Insights from the IAB Ad Operations Community on Meaningful Choice
An amazing era in advertising is emerging when we can finally deliver a much-heralded but yet-to-be-realized promise: the right ad in the right place at the right time. We worry about how Do Not Track, Opt-Out, the FTC, and privacy enthusiasts will negatively impact our business models. But while we fret, we often fail to recognize new innovations making consumers’ lives better each and every day.
Yes, consumers need the ability to opt out. However, they also want options to improve their online experience. They may want help shopping for shoes. But they may not want to see the same Zappos ad after they just bought a new pair.
We call this Meaningful Choice. Through this blog series, we’ll explore perspectives on this exciting new concept with the IAB ad operations community. Our focus will be on two questions. What does Meaningful Choice mean to you? And how do we, as an industry, deliver Meaningful Choice into the hands of consumers?
As the blog series moderator, I want to avoid unduly influencing future contributions by describing what I think meaningful choice is. But, I am willing to say what it is not.
When provided with a choice of mostly incomprehensible options, a person is going to choose the one thing they understand. Take this overly dramatic metaphor for example: Your naturopathic physician friend offers you a bag of pills of different sizes, shapes, and colors but with no discernable markings. She tells you, “You can live without these—most of them are harmless and some of them are extremely beneficial, but one is deadly. Choose any combination of them that you would like, or, of course, you can opt out altogether and take none of them.” The only real choice in this scenario is to opt out completely. You would not have a Meaningful Choice.
When the average consumer sees an industry opt-out page, she is presented with a similarly well-intentioned yet meaningless set of options. We give her a list of companies of which she has no knowledge, no understanding, and no reason to trust. Often, the only choice is to opt out of all of them.
One may argue that the average consumer is smarter than that, but if I had a dollar for each time an industry insider shared with me a story of buying something only to be aggressively targeted with ads for that same product over the following months, I would have at least $20.

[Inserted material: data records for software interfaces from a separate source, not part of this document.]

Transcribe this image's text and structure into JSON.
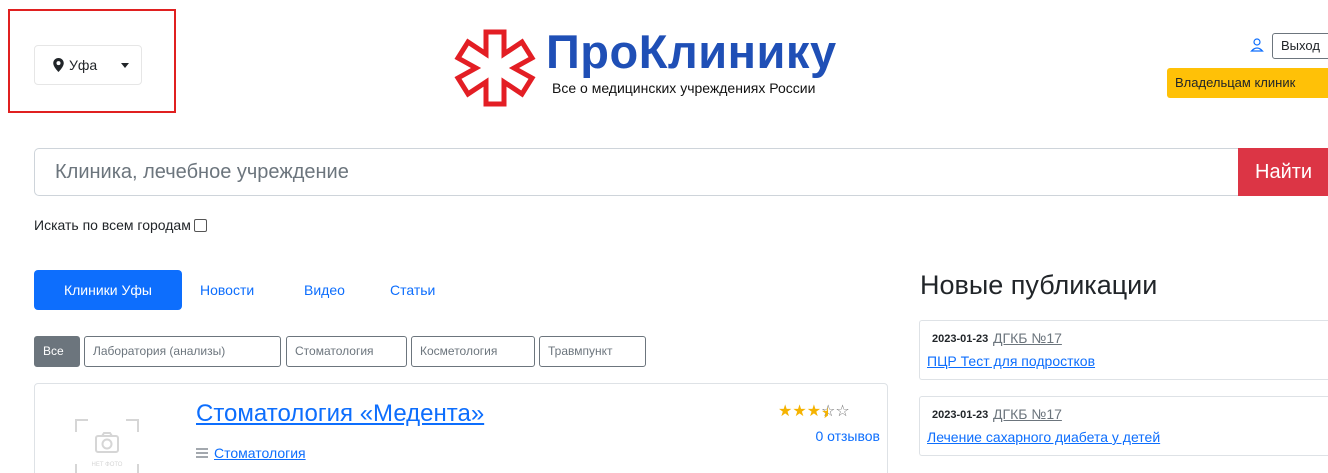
{
  "header": {
    "city": "Уфа",
    "logo_brand": "ПроКлинику",
    "logo_tagline": "Все о медицинских учреждениях России",
    "logout_label": "Выход",
    "owners_label": "Владельцам клиник",
    "logo_color": "#1f4fb6",
    "mark_color": "#e31e24"
  },
  "search": {
    "placeholder": "Клиника, лечебное учреждение",
    "button_label": "Найти",
    "all_cities_label": "Искать по всем городам",
    "all_cities_checked": false
  },
  "tabs": [
    {
      "label": "Клиники Уфы",
      "active": true
    },
    {
      "label": "Новости",
      "active": false
    },
    {
      "label": "Видео",
      "active": false
    },
    {
      "label": "Статьи",
      "active": false
    }
  ],
  "filters": [
    {
      "label": "Все",
      "active": true
    },
    {
      "label": "Лаборатория (анализы)",
      "active": false
    },
    {
      "label": "Стоматология",
      "active": false
    },
    {
      "label": "Косметология",
      "active": false
    },
    {
      "label": "Травмпункт",
      "active": false
    }
  ],
  "clinic": {
    "title": "Стоматология «Медента»",
    "category": "Стоматология",
    "rating": 3.5,
    "rating_max": 5,
    "reviews": "0 отзывов",
    "photo_placeholder": "НЕТ ФОТО"
  },
  "sidebar": {
    "title": "Новые публикации",
    "publications": [
      {
        "date": "2023-01-23",
        "source": "ДГКБ №17",
        "title": "ПЦР Тест для подростков"
      },
      {
        "date": "2023-01-23",
        "source": "ДГКБ №17",
        "title": "Лечение сахарного диабета у детей"
      }
    ]
  }
}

“I don’t want to have to opt out, I just want to tell somebody that I already bought those shoes.”
This lack of choice is not just affecting display advertising:
“Whilst I’ve always thought of interest targeted ads as a good thing (who wants to be presented with something completely different to what you like?) they are starting to get on my nerves a fair bit. Every day I’ll go onto the web and see the same old adverts, day after day. I’ve already signed up for these products…why are they still trying to get me again? So yeah…I’ll be turning this off.”

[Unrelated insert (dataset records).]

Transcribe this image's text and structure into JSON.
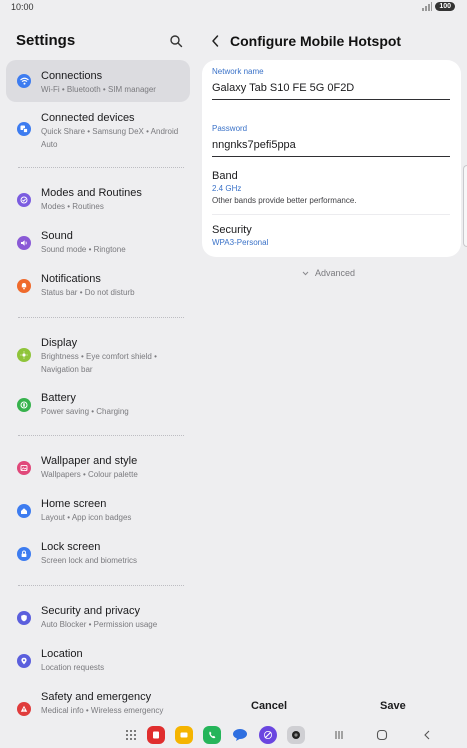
{
  "status_bar": {
    "time": "10:00",
    "battery": "100"
  },
  "settings": {
    "title": "Settings",
    "items": [
      {
        "title": "Connections",
        "subtitle": "Wi-Fi • Bluetooth • SIM manager",
        "color": "#3d7cf0",
        "icon": "wifi-icon"
      },
      {
        "title": "Connected devices",
        "subtitle": "Quick Share • Samsung DeX • Android Auto",
        "color": "#3d7cf0",
        "icon": "connected-devices-icon"
      },
      {
        "title": "Modes and Routines",
        "subtitle": "Modes • Routines",
        "color": "#7b5ce0",
        "icon": "modes-icon"
      },
      {
        "title": "Sound",
        "subtitle": "Sound mode • Ringtone",
        "color": "#8a5ad6",
        "icon": "sound-icon"
      },
      {
        "title": "Notifications",
        "subtitle": "Status bar • Do not disturb",
        "color": "#ef6a2c",
        "icon": "notifications-icon"
      },
      {
        "title": "Display",
        "subtitle": "Brightness • Eye comfort shield • Navigation bar",
        "color": "#8fc43a",
        "icon": "display-icon"
      },
      {
        "title": "Battery",
        "subtitle": "Power saving • Charging",
        "color": "#37b24d",
        "icon": "battery-icon"
      },
      {
        "title": "Wallpaper and style",
        "subtitle": "Wallpapers • Colour palette",
        "color": "#e0487a",
        "icon": "wallpaper-icon"
      },
      {
        "title": "Home screen",
        "subtitle": "Layout • App icon badges",
        "color": "#3d7cf0",
        "icon": "home-icon"
      },
      {
        "title": "Lock screen",
        "subtitle": "Screen lock and biometrics",
        "color": "#3d7cf0",
        "icon": "lock-icon"
      },
      {
        "title": "Security and privacy",
        "subtitle": "Auto Blocker • Permission usage",
        "color": "#5b5fdd",
        "icon": "shield-icon"
      },
      {
        "title": "Location",
        "subtitle": "Location requests",
        "color": "#5b5fdd",
        "icon": "location-icon"
      },
      {
        "title": "Safety and emergency",
        "subtitle": "Medical info • Wireless emergency",
        "color": "#e03c3c",
        "icon": "safety-icon"
      }
    ]
  },
  "hotspot": {
    "title": "Configure Mobile Hotspot",
    "network_name_label": "Network name",
    "network_name": "Galaxy Tab S10 FE 5G 0F2D",
    "password_label": "Password",
    "password": "nngnks7pefi5ppa",
    "band_label": "Band",
    "band_value": "2.4 GHz",
    "band_desc": "Other bands provide better performance.",
    "security_label": "Security",
    "security_value": "WPA3-Personal",
    "advanced_label": "Advanced",
    "cancel_label": "Cancel",
    "save_label": "Save",
    "accent": "#3a72c8"
  },
  "nav_bar": {
    "apps": [
      {
        "icon": "all-apps-icon",
        "color": "#555555"
      },
      {
        "icon": "notes-app-icon",
        "color": "#e02e2e"
      },
      {
        "icon": "files-app-icon",
        "color": "#f5b400"
      },
      {
        "icon": "phone-app-icon",
        "color": "#25b55a"
      },
      {
        "icon": "messages-app-icon",
        "color": "#2f6fe0"
      },
      {
        "icon": "internet-app-icon",
        "color": "#6a46e0"
      },
      {
        "icon": "camera-app-icon",
        "color": "#cfcfd3"
      }
    ]
  }
}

Online behavioral advertising self-regulation is a huge step in the right direction. It has been slow, but that is, in part, because we are still thinking about it as self-regulation. The infrastructure behind the Online Behavioral Advertising (OBA) program is exactly the vehicle we need to open a meaningful dialogue with the consumer. Instead of, “How do we meet the minimum bar for self-regulation?” we should be asking, “What should our dialogue be with the consumer?” After all, that dialogue is the future of advertising.

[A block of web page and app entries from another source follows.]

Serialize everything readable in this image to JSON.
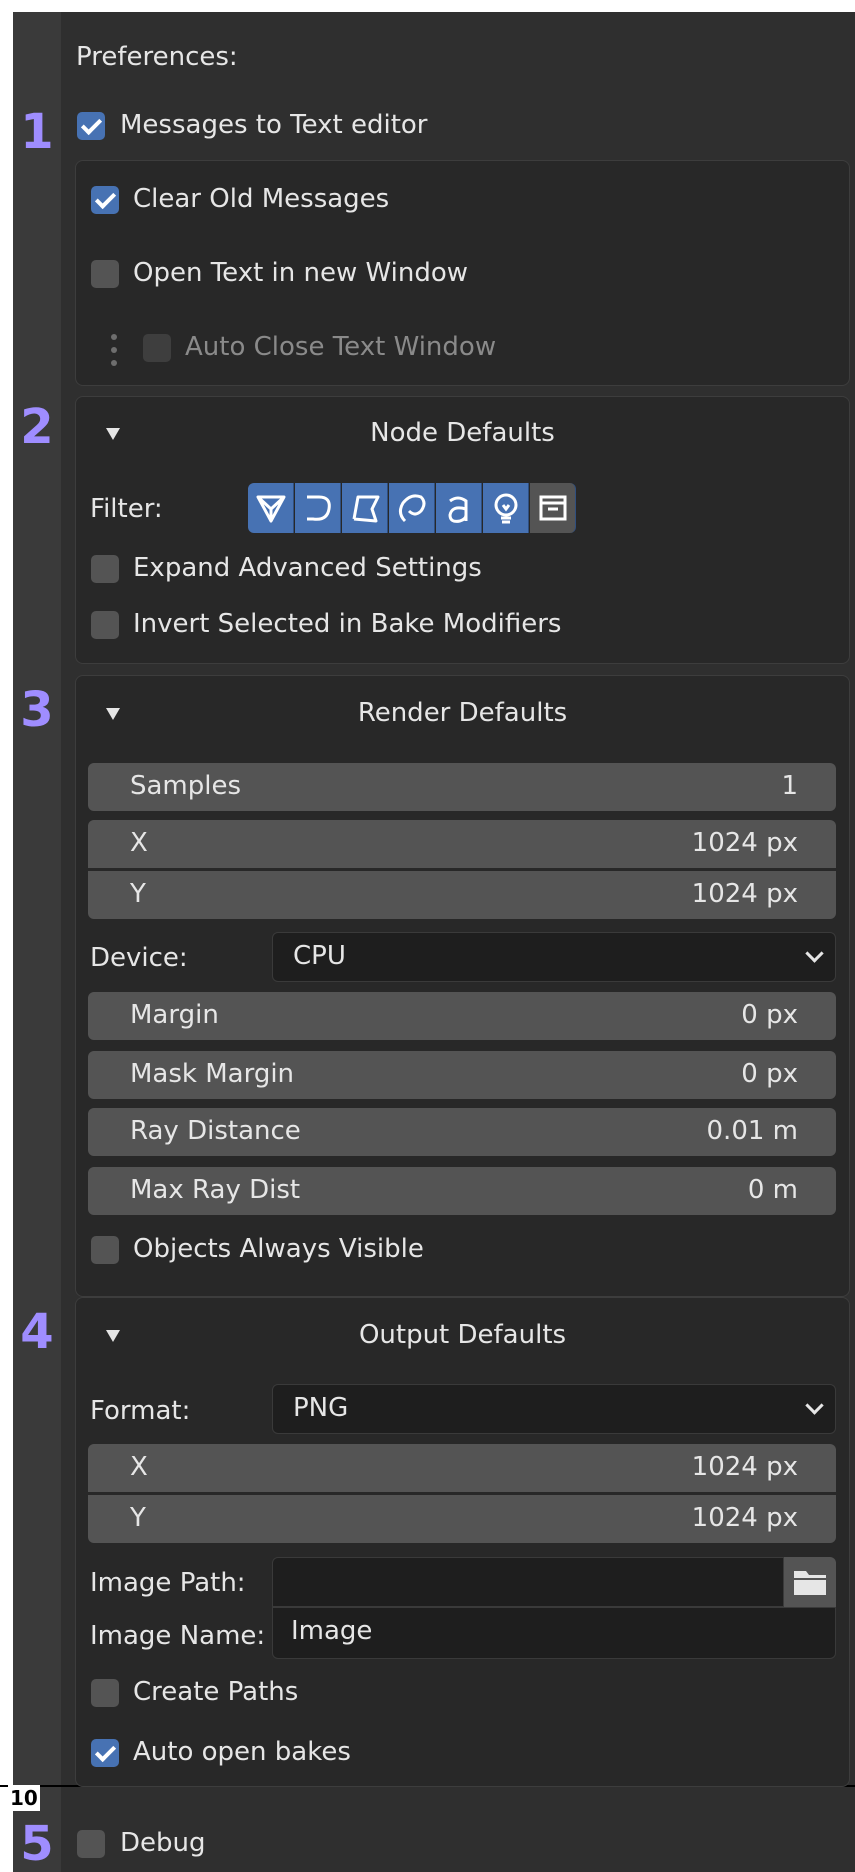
{
  "preferences": {
    "title": "Preferences:",
    "messages_to_text_editor": {
      "label": "Messages to Text editor",
      "checked": true
    },
    "clear_old_messages": {
      "label": "Clear Old Messages",
      "checked": true
    },
    "open_text_new_window": {
      "label": "Open Text in new Window",
      "checked": false
    },
    "auto_close_text_window": {
      "label": "Auto Close Text Window",
      "checked": false,
      "enabled": false
    }
  },
  "node_defaults": {
    "title": "Node Defaults",
    "filter_label": "Filter:",
    "filter_buttons": [
      {
        "icon": "mesh-icon",
        "active": true
      },
      {
        "icon": "curve-icon",
        "active": true
      },
      {
        "icon": "surface-icon",
        "active": true
      },
      {
        "icon": "meta-icon",
        "active": true
      },
      {
        "icon": "font-icon",
        "active": true
      },
      {
        "icon": "light-icon",
        "active": true
      },
      {
        "icon": "archive-icon",
        "active": false
      }
    ],
    "expand_advanced": {
      "label": "Expand Advanced Settings",
      "checked": false
    },
    "invert_selected": {
      "label": "Invert Selected in Bake Modifiers",
      "checked": false
    }
  },
  "render_defaults": {
    "title": "Render Defaults",
    "samples": {
      "label": "Samples",
      "value": "1"
    },
    "x": {
      "label": "X",
      "value": "1024 px"
    },
    "y": {
      "label": "Y",
      "value": "1024 px"
    },
    "device_label": "Device:",
    "device_value": "CPU",
    "margin": {
      "label": "Margin",
      "value": "0 px"
    },
    "mask_margin": {
      "label": "Mask Margin",
      "value": "0 px"
    },
    "ray_distance": {
      "label": "Ray Distance",
      "value": "0.01 m"
    },
    "max_ray_dist": {
      "label": "Max Ray Dist",
      "value": "0 m"
    },
    "objects_always_visible": {
      "label": "Objects Always Visible",
      "checked": false
    }
  },
  "output_defaults": {
    "title": "Output Defaults",
    "format_label": "Format:",
    "format_value": "PNG",
    "x": {
      "label": "X",
      "value": "1024 px"
    },
    "y": {
      "label": "Y",
      "value": "1024 px"
    },
    "image_path_label": "Image Path:",
    "image_path_value": "",
    "image_name_label": "Image Name:",
    "image_name_value": "Image",
    "create_paths": {
      "label": "Create Paths",
      "checked": false
    },
    "auto_open_bakes": {
      "label": "Auto open bakes",
      "checked": true
    }
  },
  "debug": {
    "label": "Debug",
    "checked": false
  },
  "annotations": {
    "n1": "1",
    "n2": "2",
    "n3": "3",
    "n4": "4",
    "n5": "5",
    "n10": "10"
  },
  "colors": {
    "accent": "#4772b3",
    "annotation": "#9f8dff",
    "background": "#2f2f2f"
  }
}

Steve Sullivan is VP of Digital Supply Chain Solutions for the IAB. You can follow him on Twitter @stevesullivan32. Continue the discussion on “Meaningful Choice”, and this IAB Ad Ops blog series, on Twitter by adding #MeaningfulChoice to your tweets.